So how do they figure out your stipend? In a nutshell, they take into account the income of the service member and the price of the center where you’re placing your child. Suffice it to say, our center was more than their ‘cap,’ which is how we were able to receive such a large amount.

Today, Child Care Aware has contracts to work with Air Force, Navy, and Marine Corps families, and Army families now use the General Services Administration (GSA).

I am continually surprised by how many other spouses with children aren’t aware of this benefit. If you’re in school or working, and you’re up to your ears in daycare costs, take a few minutes to look this up and see if your center is listed. Trust me when I tell you, it was so worth it for our family!

Melissa-JudyPosted by Melissa Judy, Social Media and Brand Manager

A MilKid Milestone: Getting Your First ID Card

birthday-cakeFor any kid, turning ten is a big deal. Getting to double digits is a milestone worth celebrating. However, military kids have an extra reason to look forward to the big 1-0. As every military kid knows, age 10 is when you can get your very own, super grown-up, military dependent ID card.

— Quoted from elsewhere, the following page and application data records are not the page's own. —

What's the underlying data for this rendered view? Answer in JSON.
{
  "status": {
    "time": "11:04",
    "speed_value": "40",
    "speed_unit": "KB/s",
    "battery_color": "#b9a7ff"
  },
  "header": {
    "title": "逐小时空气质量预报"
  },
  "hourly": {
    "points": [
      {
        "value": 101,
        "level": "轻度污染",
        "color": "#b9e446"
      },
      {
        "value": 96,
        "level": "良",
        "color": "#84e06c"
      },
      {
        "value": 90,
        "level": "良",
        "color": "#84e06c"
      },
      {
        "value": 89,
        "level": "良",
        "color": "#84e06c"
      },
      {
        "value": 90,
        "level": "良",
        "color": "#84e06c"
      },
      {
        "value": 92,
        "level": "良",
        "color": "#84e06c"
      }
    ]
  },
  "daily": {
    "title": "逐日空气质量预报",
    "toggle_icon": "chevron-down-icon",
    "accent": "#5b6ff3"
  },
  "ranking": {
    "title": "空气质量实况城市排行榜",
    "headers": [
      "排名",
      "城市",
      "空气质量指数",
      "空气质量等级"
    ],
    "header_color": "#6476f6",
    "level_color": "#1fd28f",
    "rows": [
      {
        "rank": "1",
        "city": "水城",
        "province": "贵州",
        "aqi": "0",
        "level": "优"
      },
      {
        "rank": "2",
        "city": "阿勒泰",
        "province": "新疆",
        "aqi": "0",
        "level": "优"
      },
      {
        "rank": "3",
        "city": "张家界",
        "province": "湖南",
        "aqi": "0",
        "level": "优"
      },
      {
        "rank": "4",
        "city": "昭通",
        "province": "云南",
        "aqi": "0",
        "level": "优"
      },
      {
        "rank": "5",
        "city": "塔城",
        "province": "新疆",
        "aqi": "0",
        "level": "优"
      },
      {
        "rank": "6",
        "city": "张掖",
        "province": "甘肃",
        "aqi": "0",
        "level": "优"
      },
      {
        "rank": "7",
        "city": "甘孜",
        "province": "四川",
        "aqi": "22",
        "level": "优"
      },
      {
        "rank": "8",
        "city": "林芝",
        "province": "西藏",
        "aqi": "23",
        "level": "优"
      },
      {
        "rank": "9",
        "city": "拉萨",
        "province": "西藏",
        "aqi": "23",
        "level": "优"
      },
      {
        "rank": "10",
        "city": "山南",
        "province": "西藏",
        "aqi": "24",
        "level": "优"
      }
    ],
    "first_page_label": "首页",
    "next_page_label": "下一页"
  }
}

I didn’t realize just how big a deal this was to my kids until my son’s 10th birthday approached. Glancing at the calendar one day, I noticed the day after his birthday was circled in red. I racked my brain to try and remember what was happening on an otherwise uneventful Monday, with no success. Finally I gave up and asked – what’s so special about December 4?

Ryan looked at me with surprise, “That’s the day we can get my new ID card.”

Gulp. I had forgotten.

Okay, I thought. I can do this. How hard can it be, right? People get new ID cards all the time. And then I remembered.

“Honey, you know, Dad won’t be here that day. Can we wait a few weeks until he’s back? It will be so much easier if he’s there with us.”

Ryan’s face fell. Clearly, he had been looking forward to this for months. The prospect of waiting even a few more weeks for his very own super grown-up military dependent ID card was hugely disappointing.

There it was. Mom guilt. Right then, I decided I was going to get this kid his ID card, no matter what it took.

Turned out, it actually didn’t take that much. In fact, getting my son his first ID card was surprisingly easy. If you are a military parent with a kid approaching the double digit milestone, fear not; you, too, can get your child his very own super grown-up military dependent ID card in just a few easy steps.

  1. Your service member needs to complete the DD 1172-2, the Application for Identification Card/DEERS Enrollment. If he or she will be there when you get the ID card, they should wait and sign it in front of the official at the ID card office.
  2. If the service member can’t be there, the DD 1172-2 must be notarized. Alternatively, if you have a general Power of Attorney, you can present that, along with the completed and signed DD 1172-2.
  3. Find your nearest Real-Time Automated Personnel Identification System (RAPIDS) site using the RAPIDS Site Locator. Be sure to check whether the site issues cards for family members (not all do) and if the office accepts walk-ins or requires an appointment.
  4. Visit your nearest RAPIDS site with your excited ten-year-old, his or her birth certificate, and your completed DD 1172-2 (and, let’s be honest, a good book – you’re likely to be there a while). Wait your turn, turn in your form, and that’s it – your child is now the proud owner of his or her very own military dependent ID card.

Need more info? We’ve got your step-by-step instructions and a list of required documents!

eileenPosted by Eileen Huck, Government Relations Deputy Director